[Stored entries]
══════════════════════════════

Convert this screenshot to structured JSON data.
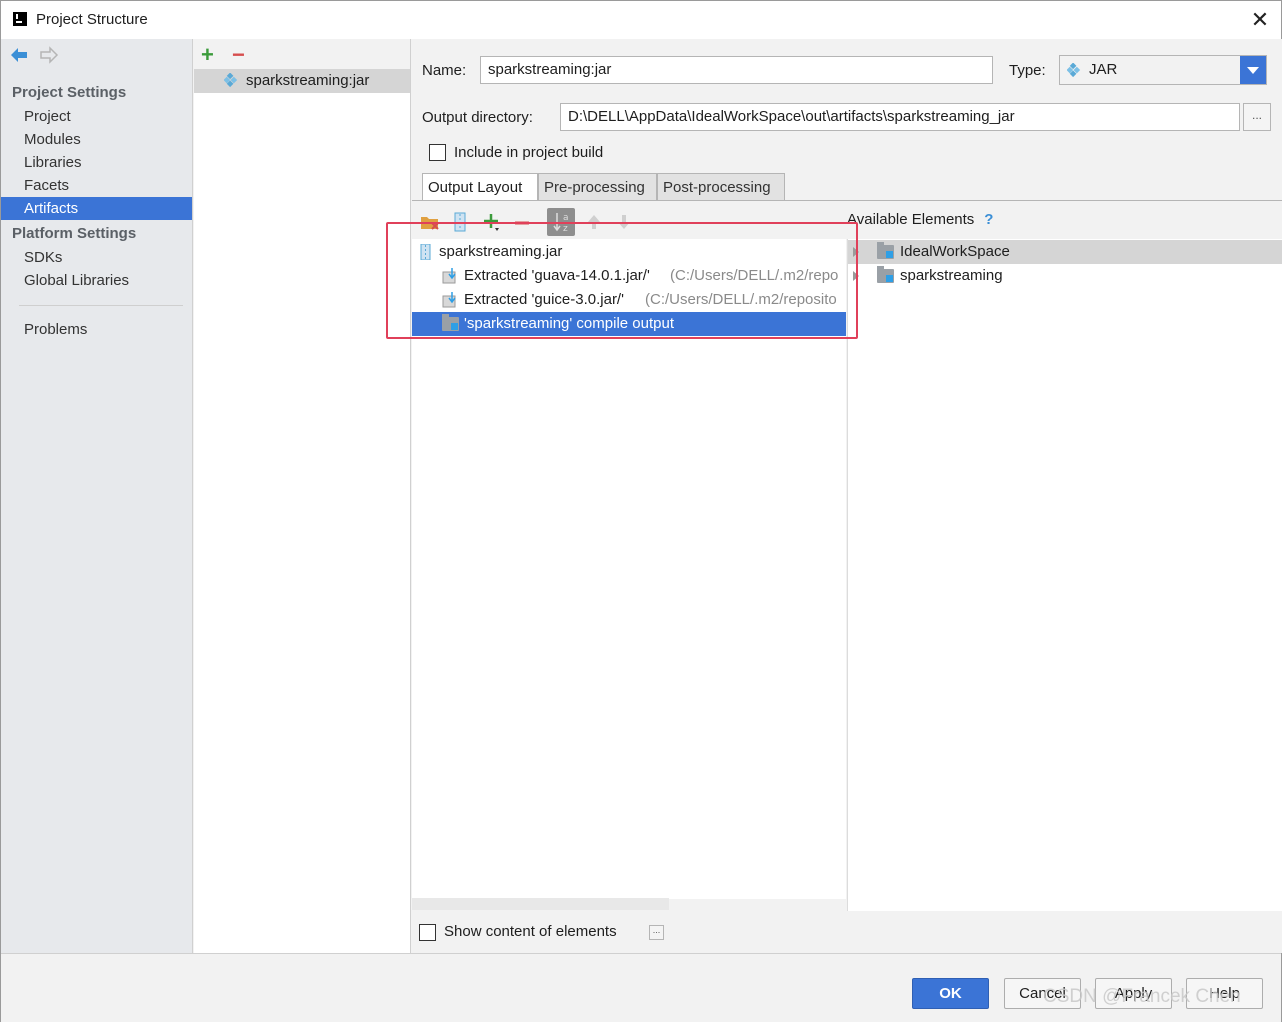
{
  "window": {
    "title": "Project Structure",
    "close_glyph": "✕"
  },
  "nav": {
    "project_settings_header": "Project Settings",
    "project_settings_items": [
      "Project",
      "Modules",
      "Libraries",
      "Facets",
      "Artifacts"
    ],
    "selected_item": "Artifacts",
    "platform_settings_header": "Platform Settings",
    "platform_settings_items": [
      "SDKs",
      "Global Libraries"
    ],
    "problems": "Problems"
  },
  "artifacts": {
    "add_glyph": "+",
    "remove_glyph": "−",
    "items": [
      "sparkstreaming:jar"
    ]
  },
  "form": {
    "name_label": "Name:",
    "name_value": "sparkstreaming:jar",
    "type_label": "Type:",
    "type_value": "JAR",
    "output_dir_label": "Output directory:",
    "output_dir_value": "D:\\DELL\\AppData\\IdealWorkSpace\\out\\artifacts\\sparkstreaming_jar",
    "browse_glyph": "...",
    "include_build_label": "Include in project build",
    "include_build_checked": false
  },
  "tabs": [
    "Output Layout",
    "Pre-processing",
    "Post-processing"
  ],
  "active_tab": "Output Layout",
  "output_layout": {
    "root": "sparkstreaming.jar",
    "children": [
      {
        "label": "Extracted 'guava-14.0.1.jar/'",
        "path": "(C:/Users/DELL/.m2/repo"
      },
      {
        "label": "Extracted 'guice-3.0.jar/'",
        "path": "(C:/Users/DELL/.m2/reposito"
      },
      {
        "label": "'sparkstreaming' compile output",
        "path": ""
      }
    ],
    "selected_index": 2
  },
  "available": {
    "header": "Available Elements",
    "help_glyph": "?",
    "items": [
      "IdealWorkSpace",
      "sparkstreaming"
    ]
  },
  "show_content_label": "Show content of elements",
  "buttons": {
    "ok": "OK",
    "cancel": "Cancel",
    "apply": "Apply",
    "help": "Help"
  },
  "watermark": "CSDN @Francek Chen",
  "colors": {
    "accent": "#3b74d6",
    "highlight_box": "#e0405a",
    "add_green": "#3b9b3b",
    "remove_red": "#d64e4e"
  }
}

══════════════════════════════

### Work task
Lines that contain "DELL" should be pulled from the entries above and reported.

### Solution
    "output_dir_value": "D:\\DELL\\AppData\\IdealWorkSpace\\out\\artifacts\\sparkstreaming_jar",
        "path": "(C:/Users/DELL/.m2/repo"
        "path": "(C:/Users/DELL/.m2/reposito"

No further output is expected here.